Their whispers were much clearer to him now, especially when they rested. In those quiet, private times when he removed his mask and listened Indra could hear them. Sometimes it was just a quiet susurration of noise that could only be the artifact of a mind, and just perhaps a soul. But tonight their words were clearer, if night it was in the timelessness of the ship. It mattered not that they were sealed in the silent darkness of the hold, their voices still carried.
One whispered, “What… what was it like?” “I don’t remember…” he heard from another.
“I would like…” They spoke slowly, for they had all the time in the universe.
Indra’s eye flashed wide open. This was something new, something he had not heard from them before, or did not remember hearing. While they had slept the past millennia away, he had seen them all, and there was so much to remember. So he filled books with notes and memories lest he forget.
There was a long pause, and then several voices spoke at once, overlapping in his mind, “Remember... remember... what... remember... what... what...”
“Remember what?” A chorus of whispers in rare unison overlapped into a stunning crescendo, and Indra dropped his quill in surprise, ink spilling out of it onto the page.
There was silence again, for a moment, and Indra took up his quill again and wrote next to the small stain of ink, “Remember.” He strained, listening for some response, but for a long while there was nothing but silence. His hands shook from the tension of his attention, and another drop of ink was dislodged from the quill to land next to the first.
Even under the weight of his regard he almost missed the quiet response of one voice, “How to feel...”
Indra’s heart rose, and his eyes grew tight, and his vision blurred. The ink on the page was diluted by a single tear, then a second. He wiped his eyes dry with his left hand, and dipped the quill slowly. Below he wrote slowly, so as to steady his trembling hand.
- Old brother wraiths
- Longing in icy whispers
- Wring lost tears from me
He let the quill fall again, blinked, and felt the scar tissue on his face pull at the corners of his eyes. He wiped at the still damp recesses and said quietly to no one, to everyone, “I am sorry.”
But it was far, far too late. They would never hear. But then they did not remember either, remember betrayal at their grandfather’s hands, salvation at their father’s, and damnation at their brother’s. So he must remember for them, remember for them all. Lost names and faces, battles lost and won. And as the millennia stretched back Indra found there was so much to remember that memory became a great weight that bore down upon him relentlessly. So he resolved to end to it all, reversing the course before it could begin again.

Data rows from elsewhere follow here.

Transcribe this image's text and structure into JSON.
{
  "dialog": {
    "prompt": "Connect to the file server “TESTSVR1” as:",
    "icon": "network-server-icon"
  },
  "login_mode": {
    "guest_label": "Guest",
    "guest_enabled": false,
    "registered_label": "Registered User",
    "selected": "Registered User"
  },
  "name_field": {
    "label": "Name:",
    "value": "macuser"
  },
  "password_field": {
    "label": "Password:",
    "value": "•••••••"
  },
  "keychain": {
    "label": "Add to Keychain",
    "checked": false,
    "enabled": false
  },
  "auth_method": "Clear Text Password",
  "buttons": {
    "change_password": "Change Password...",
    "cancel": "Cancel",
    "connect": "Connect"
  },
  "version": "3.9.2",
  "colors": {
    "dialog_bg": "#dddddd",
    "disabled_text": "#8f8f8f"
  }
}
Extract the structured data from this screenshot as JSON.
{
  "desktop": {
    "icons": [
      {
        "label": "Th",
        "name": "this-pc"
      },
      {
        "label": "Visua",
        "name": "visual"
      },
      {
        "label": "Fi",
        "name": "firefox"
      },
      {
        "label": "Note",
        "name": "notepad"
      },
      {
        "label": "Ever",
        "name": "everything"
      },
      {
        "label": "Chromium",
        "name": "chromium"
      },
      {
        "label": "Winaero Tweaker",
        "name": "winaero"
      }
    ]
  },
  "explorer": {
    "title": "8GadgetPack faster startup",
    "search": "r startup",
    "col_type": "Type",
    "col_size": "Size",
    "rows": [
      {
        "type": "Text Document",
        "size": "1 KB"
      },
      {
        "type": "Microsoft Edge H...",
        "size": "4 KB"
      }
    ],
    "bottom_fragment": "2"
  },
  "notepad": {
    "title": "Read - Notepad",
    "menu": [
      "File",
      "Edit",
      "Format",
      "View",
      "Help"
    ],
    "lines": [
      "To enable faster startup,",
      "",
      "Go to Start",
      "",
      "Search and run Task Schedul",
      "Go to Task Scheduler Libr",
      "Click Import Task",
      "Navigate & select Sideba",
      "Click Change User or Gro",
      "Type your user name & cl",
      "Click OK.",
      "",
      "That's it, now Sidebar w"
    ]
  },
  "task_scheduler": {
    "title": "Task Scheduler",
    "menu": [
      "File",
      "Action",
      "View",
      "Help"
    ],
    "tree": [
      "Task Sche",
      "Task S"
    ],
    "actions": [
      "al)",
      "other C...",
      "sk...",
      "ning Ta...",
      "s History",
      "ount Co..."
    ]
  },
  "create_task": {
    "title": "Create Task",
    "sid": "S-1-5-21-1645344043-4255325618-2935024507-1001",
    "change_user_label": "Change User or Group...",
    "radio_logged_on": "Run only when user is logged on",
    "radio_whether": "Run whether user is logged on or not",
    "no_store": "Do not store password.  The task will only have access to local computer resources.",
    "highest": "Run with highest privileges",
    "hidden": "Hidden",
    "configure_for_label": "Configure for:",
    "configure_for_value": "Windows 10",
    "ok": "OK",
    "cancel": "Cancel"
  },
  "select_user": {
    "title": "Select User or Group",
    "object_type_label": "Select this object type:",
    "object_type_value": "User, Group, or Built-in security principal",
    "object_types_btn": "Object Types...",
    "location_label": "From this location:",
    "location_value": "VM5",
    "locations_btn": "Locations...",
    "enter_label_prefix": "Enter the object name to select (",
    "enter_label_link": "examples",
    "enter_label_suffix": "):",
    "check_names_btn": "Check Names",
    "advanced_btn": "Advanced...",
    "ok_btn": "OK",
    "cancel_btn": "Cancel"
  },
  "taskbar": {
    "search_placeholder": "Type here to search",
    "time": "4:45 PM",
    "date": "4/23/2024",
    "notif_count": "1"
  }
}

Grandfather’s body was a crippled shell, but his spirit was strong, and longed to be born again. When he was Indra meant to be there, and before the ancient betrayer could set the wheel forward once again Indra would cut him down, and sever the axle of time.
Then he could rest, and forget.
Korvus 18:15, 11 February 2008 (UTC) Nicholas Cioran